» DESCRIPTION OF THE TASK: Copy the entries character for character.

» RECORDS PROVIDED:

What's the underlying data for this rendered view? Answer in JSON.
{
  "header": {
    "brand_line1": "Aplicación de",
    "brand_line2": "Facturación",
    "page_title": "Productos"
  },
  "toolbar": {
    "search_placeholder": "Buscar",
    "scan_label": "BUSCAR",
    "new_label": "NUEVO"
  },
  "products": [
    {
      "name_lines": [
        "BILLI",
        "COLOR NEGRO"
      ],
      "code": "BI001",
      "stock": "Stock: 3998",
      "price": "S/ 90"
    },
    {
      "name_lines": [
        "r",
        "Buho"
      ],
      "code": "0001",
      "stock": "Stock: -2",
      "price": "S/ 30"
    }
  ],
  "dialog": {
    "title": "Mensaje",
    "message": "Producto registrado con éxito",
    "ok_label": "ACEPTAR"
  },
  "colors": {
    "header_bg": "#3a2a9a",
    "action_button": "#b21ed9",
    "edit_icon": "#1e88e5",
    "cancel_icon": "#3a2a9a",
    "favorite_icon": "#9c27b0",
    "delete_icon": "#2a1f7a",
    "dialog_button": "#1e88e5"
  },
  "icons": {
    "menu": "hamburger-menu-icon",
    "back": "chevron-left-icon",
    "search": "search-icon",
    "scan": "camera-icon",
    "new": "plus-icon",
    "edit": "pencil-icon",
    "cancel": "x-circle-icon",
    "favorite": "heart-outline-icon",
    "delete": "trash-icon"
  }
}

» REPLY:
What's the underlying data for this rendered view? Answer in JSON.
{
  "header": {
    "brand_line1": "Aplicación de",
    "brand_line2": "Facturación",
    "page_title": "Productos"
  },
  "toolbar": {
    "search_placeholder": "Buscar",
    "scan_label": "BUSCAR",
    "new_label": "NUEVO"
  },
  "products": [
    {
      "name_lines": [
        "BILLI",
        "COLOR NEGRO"
      ],
      "code": "BI001",
      "stock": "Stock: 3998",
      "price": "S/ 90"
    },
    {
      "name_lines": [
        "r",
        "Buho"
      ],
      "code": "0001",
      "stock": "Stock: -2",
      "price": "S/ 30"
    }
  ],
  "dialog": {
    "title": "Mensaje",
    "message": "Producto registrado con éxito",
    "ok_label": "ACEPTAR"
  },
  "colors": {
    "header_bg": "#3a2a9a",
    "action_button": "#b21ed9",
    "edit_icon": "#1e88e5",
    "cancel_icon": "#3a2a9a",
    "favorite_icon": "#9c27b0",
    "delete_icon": "#2a1f7a",
    "dialog_button": "#1e88e5"
  },
  "icons": {
    "menu": "hamburger-menu-icon",
    "back": "chevron-left-icon",
    "search": "search-icon",
    "scan": "camera-icon",
    "new": "plus-icon",
    "edit": "pencil-icon",
    "cancel": "x-circle-icon",
    "favorite": "heart-outline-icon",
    "delete": "trash-icon"
  }
}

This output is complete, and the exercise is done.